Your task:
Track down every line below that holds "Palantir" and copy it.

Page and application data records:

━━━━━━

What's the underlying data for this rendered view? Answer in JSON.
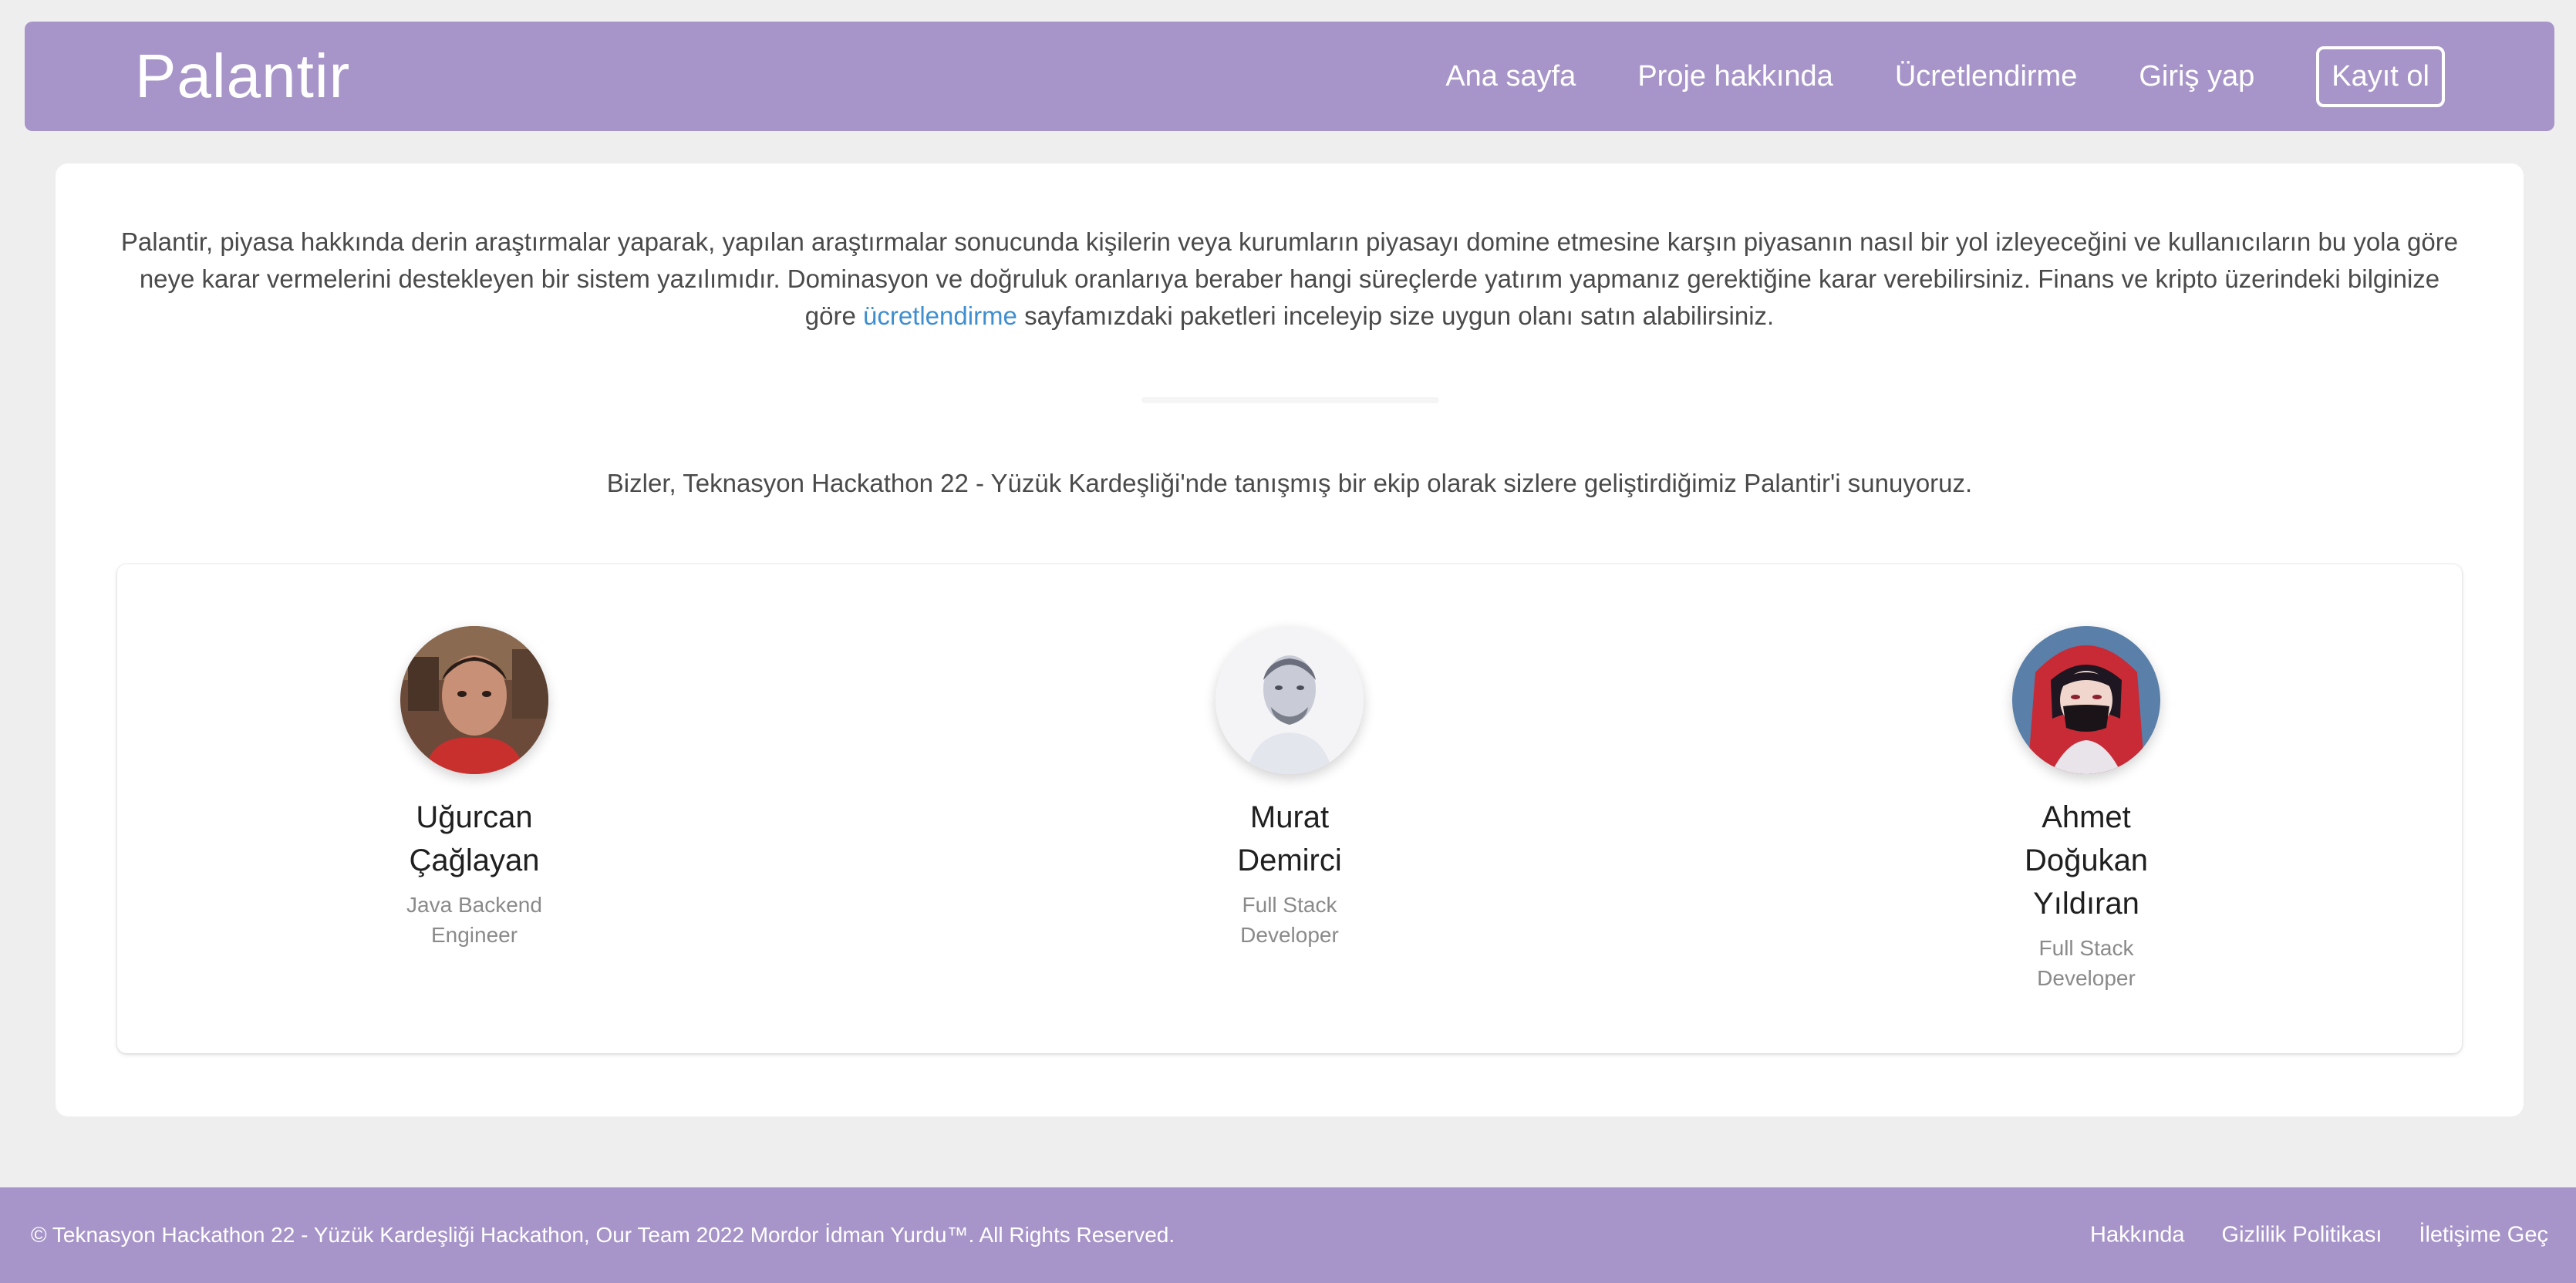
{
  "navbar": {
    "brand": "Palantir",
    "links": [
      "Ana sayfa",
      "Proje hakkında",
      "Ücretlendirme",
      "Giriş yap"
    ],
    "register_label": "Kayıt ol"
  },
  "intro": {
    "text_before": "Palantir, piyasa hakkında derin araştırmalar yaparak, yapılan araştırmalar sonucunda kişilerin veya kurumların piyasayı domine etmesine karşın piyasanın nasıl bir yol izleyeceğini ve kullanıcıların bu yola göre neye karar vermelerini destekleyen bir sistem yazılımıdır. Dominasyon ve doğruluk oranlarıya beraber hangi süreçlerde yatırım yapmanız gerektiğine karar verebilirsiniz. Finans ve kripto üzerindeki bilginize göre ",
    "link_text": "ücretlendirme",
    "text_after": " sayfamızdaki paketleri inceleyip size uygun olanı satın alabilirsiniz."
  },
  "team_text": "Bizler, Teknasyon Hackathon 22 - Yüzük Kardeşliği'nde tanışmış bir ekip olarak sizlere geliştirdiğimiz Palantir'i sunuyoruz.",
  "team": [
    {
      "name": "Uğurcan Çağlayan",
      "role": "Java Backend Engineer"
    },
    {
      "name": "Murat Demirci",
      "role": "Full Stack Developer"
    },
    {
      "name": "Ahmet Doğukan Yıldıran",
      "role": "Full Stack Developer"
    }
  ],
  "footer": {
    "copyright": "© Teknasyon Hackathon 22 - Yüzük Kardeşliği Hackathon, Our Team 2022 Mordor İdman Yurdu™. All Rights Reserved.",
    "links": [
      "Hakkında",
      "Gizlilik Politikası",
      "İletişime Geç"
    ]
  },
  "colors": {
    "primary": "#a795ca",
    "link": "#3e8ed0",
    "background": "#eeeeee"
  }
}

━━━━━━

Problem solution:
    "brand": "Palantir",
    "text_before": "Palantir, piyasa hakkında derin araştırmalar yaparak, yapılan araştırmalar sonucunda kişilerin veya kurumların piyasayı domine etmesine karşın piyasanın nasıl bir yol izleyeceğini ve kullanıcıların bu yola göre neye karar vermelerini destekleyen bir sistem yazılımıdır. Dominasyon ve doğruluk oranlarıya beraber hangi süreçlerde yatırım yapmanız gerektiğine karar verebilirsiniz. Finans ve kripto üzerindeki bilginize göre ",
  "team_text": "Bizler, Teknasyon Hackathon 22 - Yüzük Kardeşliği'nde tanışmış bir ekip olarak sizlere geliştirdiğimiz Palantir'i sunuyoruz.",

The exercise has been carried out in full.